What can Australian journalists learn from developments in the U.S.?
I came away from this trip realising that Australian journalists are at the forefront of digital journalism trends, however one of the biggest lessons I took away from the U.S. was the importance of collaboration. Australian media outlets across all platforms tend to view each other as competitors, whereas in America, particularly among new media, content sharing and cross promotion is enthusiastically embraced. The Huffington Post is a great example, drawing on other media outlets to make sure they are posting fresh content every 58 seconds.
One of the biggest challenges, both the U.S. and Australia are facing is converting long-form journalism into digital snack-size content. The consensus among U.S. broadcast media outlets is that long-form online journalism is now defined as having a three minute duration, and sustaining viewers for that long is considered quite an achievement. The most common strategy for tailoring current affairs style programs for digital viewing, is breaking content up into short chapters or segments with detailed sub-headings, so viewers can choose which elements of the story they want to view or skip over.
How are we placed at the ABC and what could we do better?
The ABC has achieved incredible growth in the digital space, and now has the third most clicked news site in the country. That momentum, along with the audience trust that is inherent in our brand, places the ABC in a hugely exciting position. But I think we should always be asking how we can improve our services. Reflecting our audiences in our content, and through the faces and voices that appear across our platforms is a crucial one. The cultural, gender, and demographic make-up of our content should reflect that of the Australian population. This is a challenge faced by the entire Australian television industry, but as the public broadcaster, the ABC has a greater responsibility to deliver in this area. American broadcast media has made huge gains in addressing this issue, with Trevor Noah’s appointment to The Daily Show seen as a new frontier in diversity on American television.

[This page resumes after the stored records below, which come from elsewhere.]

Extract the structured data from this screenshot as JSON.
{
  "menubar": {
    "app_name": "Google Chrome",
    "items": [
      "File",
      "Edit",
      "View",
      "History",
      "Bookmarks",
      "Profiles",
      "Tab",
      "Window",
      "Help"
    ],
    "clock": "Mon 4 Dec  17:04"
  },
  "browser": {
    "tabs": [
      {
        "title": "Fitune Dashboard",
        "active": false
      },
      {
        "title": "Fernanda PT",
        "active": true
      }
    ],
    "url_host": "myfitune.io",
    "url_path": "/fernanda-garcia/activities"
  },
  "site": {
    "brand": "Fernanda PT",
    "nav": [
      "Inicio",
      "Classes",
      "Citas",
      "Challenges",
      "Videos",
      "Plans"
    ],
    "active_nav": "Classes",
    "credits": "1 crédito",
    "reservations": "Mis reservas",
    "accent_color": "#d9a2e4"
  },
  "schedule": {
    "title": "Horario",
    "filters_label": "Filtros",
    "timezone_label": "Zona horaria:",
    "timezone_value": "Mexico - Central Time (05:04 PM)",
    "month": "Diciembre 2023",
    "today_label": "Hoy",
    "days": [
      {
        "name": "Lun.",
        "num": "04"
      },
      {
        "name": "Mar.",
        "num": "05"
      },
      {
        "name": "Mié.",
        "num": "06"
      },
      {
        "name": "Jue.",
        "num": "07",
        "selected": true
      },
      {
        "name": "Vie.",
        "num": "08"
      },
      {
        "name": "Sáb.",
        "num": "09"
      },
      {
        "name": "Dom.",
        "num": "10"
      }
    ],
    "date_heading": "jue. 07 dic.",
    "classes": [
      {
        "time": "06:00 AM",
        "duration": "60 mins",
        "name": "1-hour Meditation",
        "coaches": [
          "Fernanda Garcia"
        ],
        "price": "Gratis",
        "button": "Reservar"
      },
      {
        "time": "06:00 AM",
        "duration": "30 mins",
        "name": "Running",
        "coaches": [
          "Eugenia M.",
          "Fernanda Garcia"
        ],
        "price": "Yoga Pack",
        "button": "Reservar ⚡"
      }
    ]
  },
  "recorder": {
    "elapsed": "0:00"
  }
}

Another area, I think, we should be focusing on, is inviting our viewers to help shape our content. Direct audience engagement has never been easier or more immediate, so why not ask those who trust and consume our content what they want to see and hear more of, or less of for that matter. Let’s just cross our fingers that they don’t demand virtual newsreaders!